Should kids be given financial incentives to learn?
Soon enough it will be coming to that time again where our youngsters will hopefully be burying their heads into the books and trying to cram as much last minute knowledge into their brain as they can to succeed in passing their school exams.
I remember this time in my life well even though it was over 10 years ago – that’s quite a scary thought isn’t it! I remember walking out of my high school doors for the last time with a shirt full of marker pen signatures and well wishes from my friends knowing that I’d be back in just a few weeks’ time to face my final exams, a culmination of a lifetime of learning up until that point. If I was going to achieve my full potential in these exams then I was going to have to study long and hard during the ‘Study break’ we are given here in the UK before we take those final exams.
Nowadays I tend to be quite disciplined in the things I do, I set myself goals and I pretty much don’t stop until I achieve them. That was not the case in my teenage years however. As a teenager I’d much rather be out playing football and having a laugh with my mates than studying, couple this with the overconfidence of youth and the feeling that I would breeze through my upcoming exams and you can imagine that the discipline to actually sit down and study wasn’t exactly there in abundance.

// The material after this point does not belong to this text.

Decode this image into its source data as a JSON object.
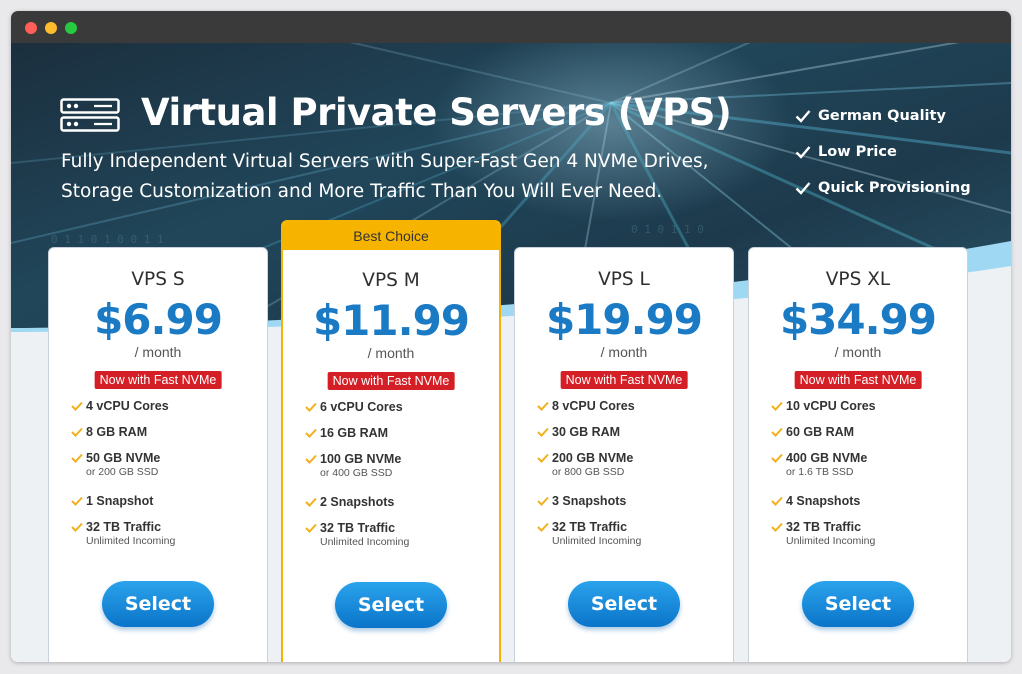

A financial incentive came along
Before I go into the financial incentive I was offered for the exams, let me just tell you a little bit about how I think it came about.
Since I was a child I’ve always had a natural inclination to want to earn money. From the age of 12 I was raised in a single parent family where my mother had to financially support myself and my two siblings on an extremely tight budget. As money was so tight if I wanted to have extra things then I had to earn the money for them myself. I had a job at our local market all through my school years and I’d always try and pick up little jobs wherever I could. My mum worked as a sales person on my aunt’s farm and when the school holidays came along, more often than not I would go with her to the farm while she worked. While I was there my aunty used to find jobs for me to do too – some of them extremely tedious like ripping the foil tops off those little plastic butter packets you get with your toast in service stations, 1000’s of the things – and she would then pay me according to how many boxes I got through. She probably knew it anyway but things like this likely showed my aunt that I was quite easily motivated when there was a bit of money to be earned. Now back to the exam incentive.
I don’t know if my mum had let it slip to – or deliberately told – my aunt that I was spending more time playing football during my study break than I was studying, but one day I got a phone call from my aunt with a financial offer for me. She basically said that she would like to reward me monetarily depending on how well I did in my exams. I can’t remember the exact amounts but it was something like I’ll give you £20 for every ‘A’ mark you get, £10 for every ‘B’ and £5 for every C. That was quite a lot of money to me back then and needless to say I pretty much dropped my football in the street, ran into the house and grabbed a revision guide. I did pretty well in my exams in the end, a lot better than I would have done without my aunt’s incentive.
So my question to you is this, do you think what my aunt did was a good or a bad thing to do? Is it right to monetarily incentivize young people to achieve in the same way that we do for adults, or does it set a bad precedent where kids will only do things if money is involved?